Pantropical spotted dolphins are also taken in hand-harpoon fisheries in the Philippines (Dolar et al. 1994); in Taiwan, where it is the locally preferred species of cetacean for human consumption (J. Wang pers. comm.); and regularly or opportunistically by gillnet and harpoon in India and Sri Lanka (Perrin and Hohn 1994). Drive hunts at Malaita in the Solomon Islands took several hundred or thousands of spotted dolphins annually in the 1960s; the hunts continue at present (Ross et al. 2003, Kahn 2006). Small numbers are taken in numerous small subsistence fisheries for dolphins and whales around the world, e.g. at St. Vincent in the Lesser Antilles (Perrin and Hohn 1994) and Lamalera in Indonesia (Kahn 2004). Most of these kills have not been adequately monitored and the effects on the subpopulations are usually not known.

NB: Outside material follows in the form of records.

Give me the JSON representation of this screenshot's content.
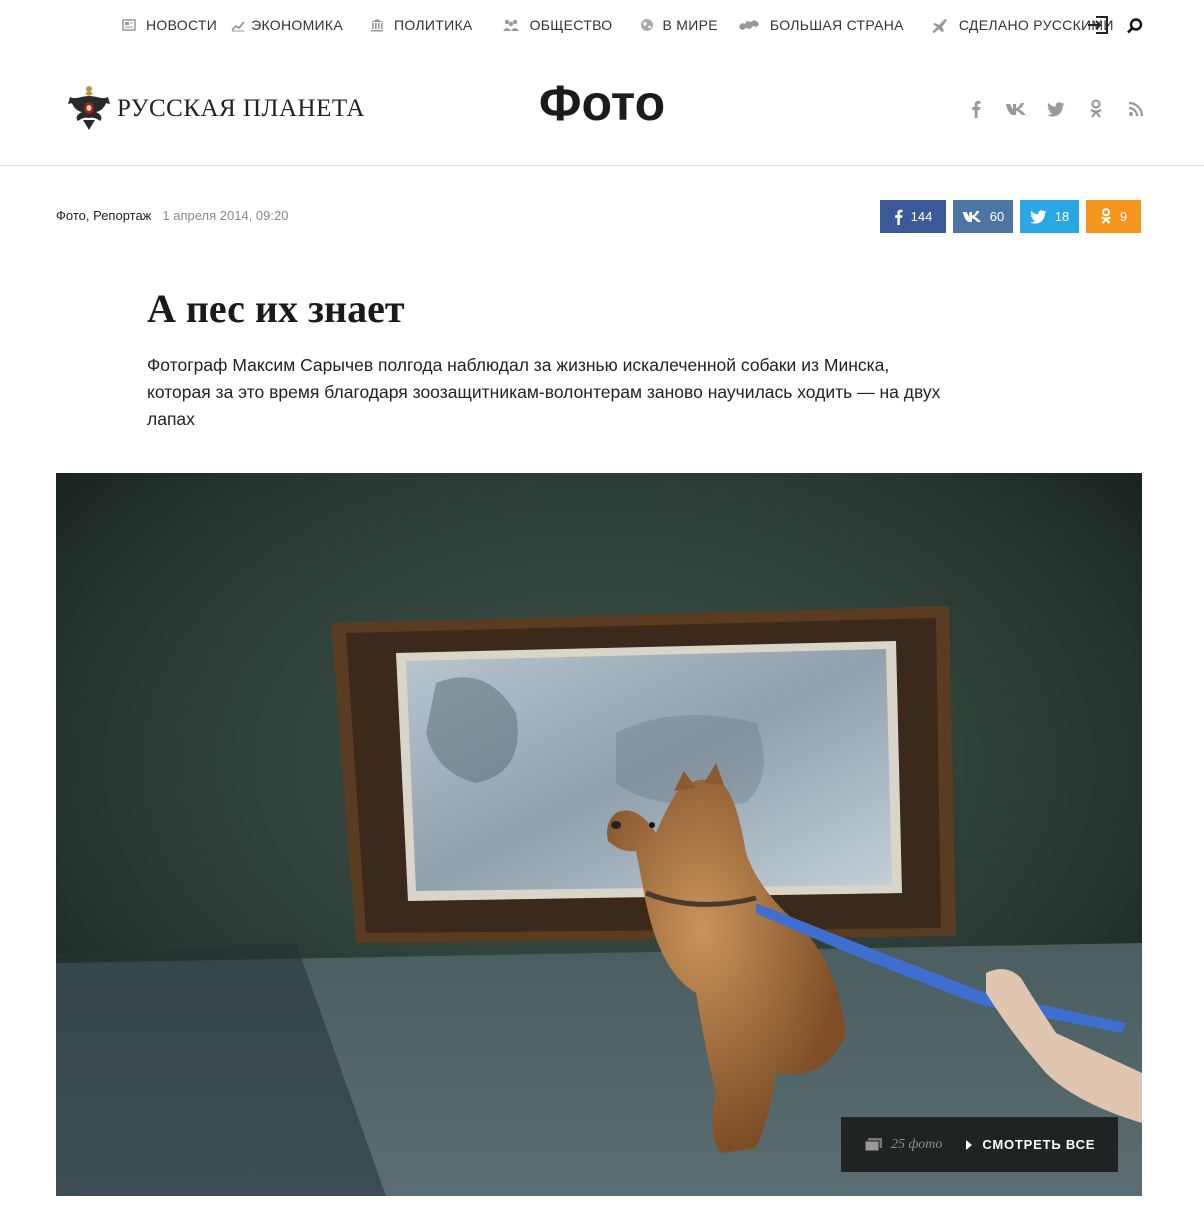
{
  "nav": {
    "items": [
      {
        "label": "НОВОСТИ",
        "icon": "news-icon"
      },
      {
        "label": "ЭКОНОМИКА",
        "icon": "chart-icon"
      },
      {
        "label": "ПОЛИТИКА",
        "icon": "building-icon"
      },
      {
        "label": "ОБЩЕСТВО",
        "icon": "people-icon"
      },
      {
        "label": "В МИРЕ",
        "icon": "globe-icon"
      },
      {
        "label": "БОЛЬШАЯ СТРАНА",
        "icon": "russia-map-icon"
      },
      {
        "label": "СДЕЛАНО РУССКИМИ",
        "icon": "plane-icon"
      }
    ]
  },
  "header": {
    "logo_text": "РУССКАЯ ПЛАНЕТА",
    "section_title": "Фото"
  },
  "meta": {
    "categories": "Фото, Репортаж",
    "date": "1 апреля 2014, 09:20"
  },
  "share": {
    "facebook": "144",
    "vkontakte": "60",
    "twitter": "18",
    "odnoklassniki": "9"
  },
  "article": {
    "title": "А пес их знает",
    "lead": "Фотограф Максим Сарычев полгода наблюдал за жизнью искалеченной собаки из Минска, которая за это время благодаря зоозащитникам-волонтерам заново научилась ходить — на двух лапах"
  },
  "gallery": {
    "count": "25 фото",
    "see_all": "СМОТРЕТЬ ВСЕ"
  },
  "colors": {
    "facebook": "#3b5998",
    "vkontakte": "#4c75a3",
    "twitter": "#2ba7e4",
    "odnoklassniki": "#f5961e"
  }
}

Dolphins and small whales of several species, including S. attenuata, putatively interfere in hook-and-line fisheries for squid and yellowtail in the Iki Island region of Japan (Kishiro and Kasuya 1993). Bounties have been paid to fishermen for dolphins killed since 1957. During the period 1976-1982 a total of 538 spotted dolphins were killed. The effect of these takes on the regional population is not known (Perrin and Hohn 1994).
The species is listed in Appendix II of CITES.
Spotted dolphins, as with other species impacted by the ETP tuna purse-seine fishery, are managed both nationally by the coastal countries and internationally by the IATTC. The IATTC has imposed annual stock mortality limits on each purse seine and promulgated regulations regarding the safe release of dolphins (Bayliff 2001).
As the species comprises several subspecies and regional populations, the conservation status of each of these should be assessed separately since the available estimates of abundance and removals suggest that some of them may fall into a Threatened category.